The collision of the Blue Nile concerning power production

Egypt and Ethiopia are in a crash on the Blue Nile Renaissance Dam, the biggest hydraulic dam in Africa, over the Grand Ethiopian Renaissance Dam (GERD). Both nations have increased the tension and pushed the international political scene to the fore. The outcome was evident as Ethiopia departed from peace talks mediated by the United States at the end of February. Ethiopia initially asked for more period for discussion, but later issued a declaration that the US pressured them to make an agreement which was not in their investment. The Egyptians, who had hoped that the American-mediated talks would soon be resolved, were plummeted by Ethiopia’s discontinuation. 

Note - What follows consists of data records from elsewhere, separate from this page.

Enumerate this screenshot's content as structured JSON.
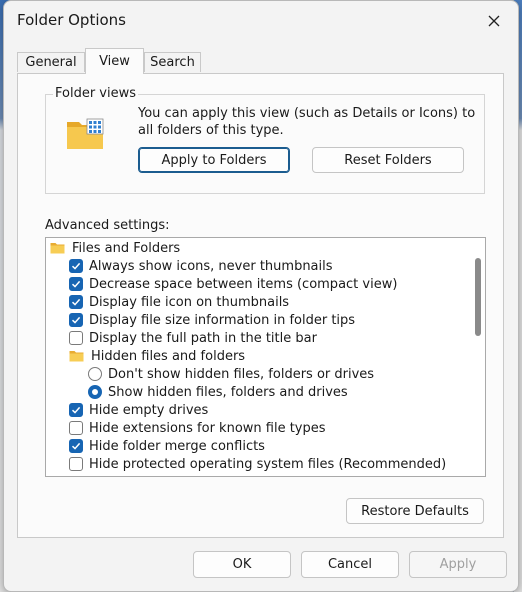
{
  "window": {
    "title": "Folder Options"
  },
  "tabs": [
    {
      "label": "General",
      "active": false
    },
    {
      "label": "View",
      "active": true
    },
    {
      "label": "Search",
      "active": false
    }
  ],
  "folder_views": {
    "group_label": "Folder views",
    "description": "You can apply this view (such as Details or Icons) to all folders of this type.",
    "apply_button": "Apply to Folders",
    "reset_button": "Reset Folders"
  },
  "advanced": {
    "label": "Advanced settings:",
    "items": [
      {
        "type": "folder",
        "label": "Files and Folders",
        "indent": 0
      },
      {
        "type": "checkbox",
        "label": "Always show icons, never thumbnails",
        "checked": true,
        "indent": 1
      },
      {
        "type": "checkbox",
        "label": "Decrease space between items (compact view)",
        "checked": true,
        "indent": 1
      },
      {
        "type": "checkbox",
        "label": "Display file icon on thumbnails",
        "checked": true,
        "indent": 1
      },
      {
        "type": "checkbox",
        "label": "Display file size information in folder tips",
        "checked": true,
        "indent": 1
      },
      {
        "type": "checkbox",
        "label": "Display the full path in the title bar",
        "checked": false,
        "indent": 1
      },
      {
        "type": "folder",
        "label": "Hidden files and folders",
        "indent": 1
      },
      {
        "type": "radio",
        "label": "Don't show hidden files, folders or drives",
        "checked": false,
        "indent": 2
      },
      {
        "type": "radio",
        "label": "Show hidden files, folders and drives",
        "checked": true,
        "indent": 2
      },
      {
        "type": "checkbox",
        "label": "Hide empty drives",
        "checked": true,
        "indent": 1
      },
      {
        "type": "checkbox",
        "label": "Hide extensions for known file types",
        "checked": false,
        "indent": 1
      },
      {
        "type": "checkbox",
        "label": "Hide folder merge conflicts",
        "checked": true,
        "indent": 1
      },
      {
        "type": "checkbox",
        "label": "Hide protected operating system files (Recommended)",
        "checked": false,
        "indent": 1
      }
    ]
  },
  "buttons": {
    "restore": "Restore Defaults",
    "ok": "OK",
    "cancel": "Cancel",
    "apply": "Apply"
  },
  "colors": {
    "accent": "#1765b3",
    "folder": "#f2c14e"
  }
}
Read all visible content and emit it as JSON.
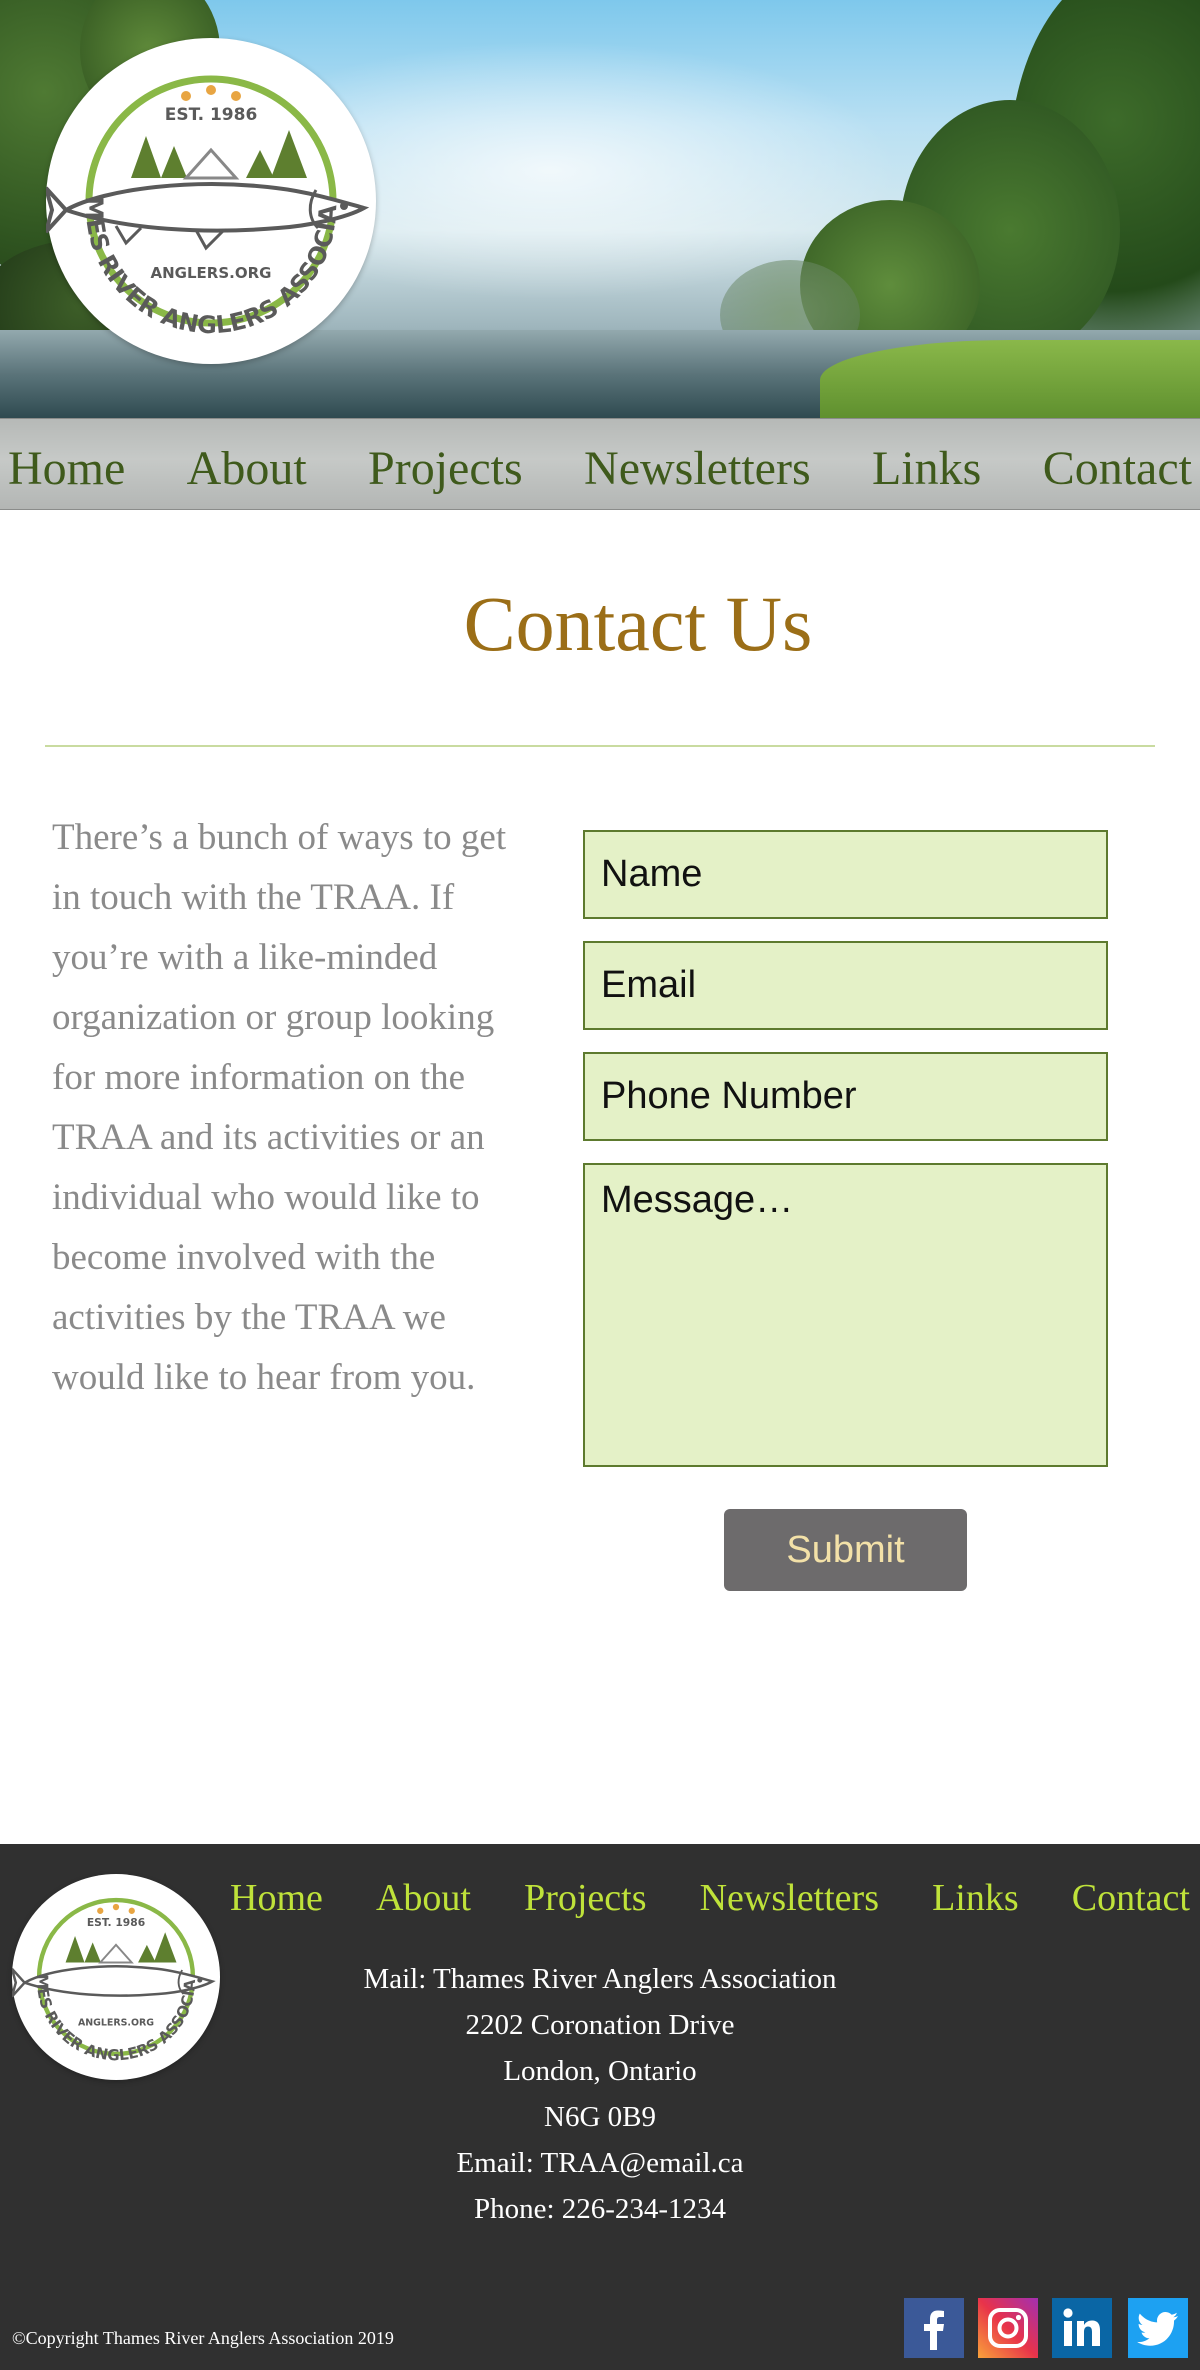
{
  "logo": {
    "est": "EST. 1986",
    "site": "ANGLERS.ORG",
    "ring_text": "THAMES RIVER ANGLERS ASSOCIATION"
  },
  "nav": {
    "items": [
      "Home",
      "About",
      "Projects",
      "Newsletters",
      "Links",
      "Contact"
    ]
  },
  "page": {
    "title": "Contact Us",
    "intro": "There’s a bunch of ways to get in touch with the TRAA. If you’re with a like-minded organization or group looking for more information on the TRAA and its activities or an individual who would like to become involved with the activities by the TRAA we would like to hear from you."
  },
  "form": {
    "name_placeholder": "Name",
    "email_placeholder": "Email",
    "phone_placeholder": "Phone Number",
    "message_placeholder": "Message…",
    "submit_label": "Submit"
  },
  "footer": {
    "nav": [
      "Home",
      "About",
      "Projects",
      "Newsletters",
      "Links",
      "Contact"
    ],
    "address": [
      "Mail: Thames River Anglers Association",
      "2202 Coronation Drive",
      "London, Ontario",
      "N6G 0B9",
      "Email: TRAA@email.ca",
      "Phone: 226-234-1234"
    ],
    "copyright": "©Copyright Thames River Anglers Association 2019",
    "social": [
      "facebook-icon",
      "instagram-icon",
      "linkedin-icon",
      "twitter-icon"
    ]
  },
  "colors": {
    "nav_text": "#3f5a1c",
    "title": "#9b6e17",
    "field_bg": "#e4f1c7",
    "field_border": "#5d7a2e",
    "footer_bg": "#303030",
    "footer_link": "#bfe23a",
    "submit_bg": "#6d6b6c",
    "submit_text": "#f3e1a8"
  }
}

The Arab League consequently gave funding to the conflict by seeking Ethiopia to honour Egypt’s sovereignty from over the Nile. The GERD’s reserves will maintain approximately 74bn cubic meters of water at a rate comparable a year and a half of the stream of the Blue Nile, a big sticking point among Ethiopia and Egypt. The move is equally significant. For seven years, Ethiopia needs to replenish the reservoirs while Egypt needs the duration in Ethiopia to be 12-21 years longer. The clock is running out for a deal with Ethiopia, which is preparing to begin refilling the reservoirs in July 2020. 

Throughout the uncompromising dispute, Ethiopia and Egypt must have proper preparation to create substantive changes to prevent a disastrous destabilization. The GERD mission, launched in 2011, is $5bn and will change Ethiopia. Upon fulfilment, approximately 16,000 GW of energy production is yet to change the power industry. Today, only 44% of families in Ethiopia have full rights to power, one quarter of whom depend on off-grid services.

Egypt, a wasteland country which depends mainly on the Nile for its natural water requirements, is seriously challenged by GERD regardless of its advantages offered to Ethiopia. Ethiopia, unlike Egypt and Sudan, has constrained water and cultivable land and is highly improbable to utilize the river for water-based farming. Nevertheless, it is committed to developing its hydropower production capability in the Nile Basin. As some analysts claim that 84 percent of the Nile freshwater that enters Egypt comes from Ethiopia, Egypt’s water availability is reasonably feared.

Expanding the GERD fitting cycle to more than 12 years will contribute to Ethiopia’s substantial financial damage. The intangible value of GERD for international economic and trade growth should be taken up by Egypt and Ethiopia. Ethiopia has little oil or natural reserves but has a considerable power generation capability of nearly 45,000 GW. The above enables it to distribute energy to regions linked to the energy pool in Eastern Africa.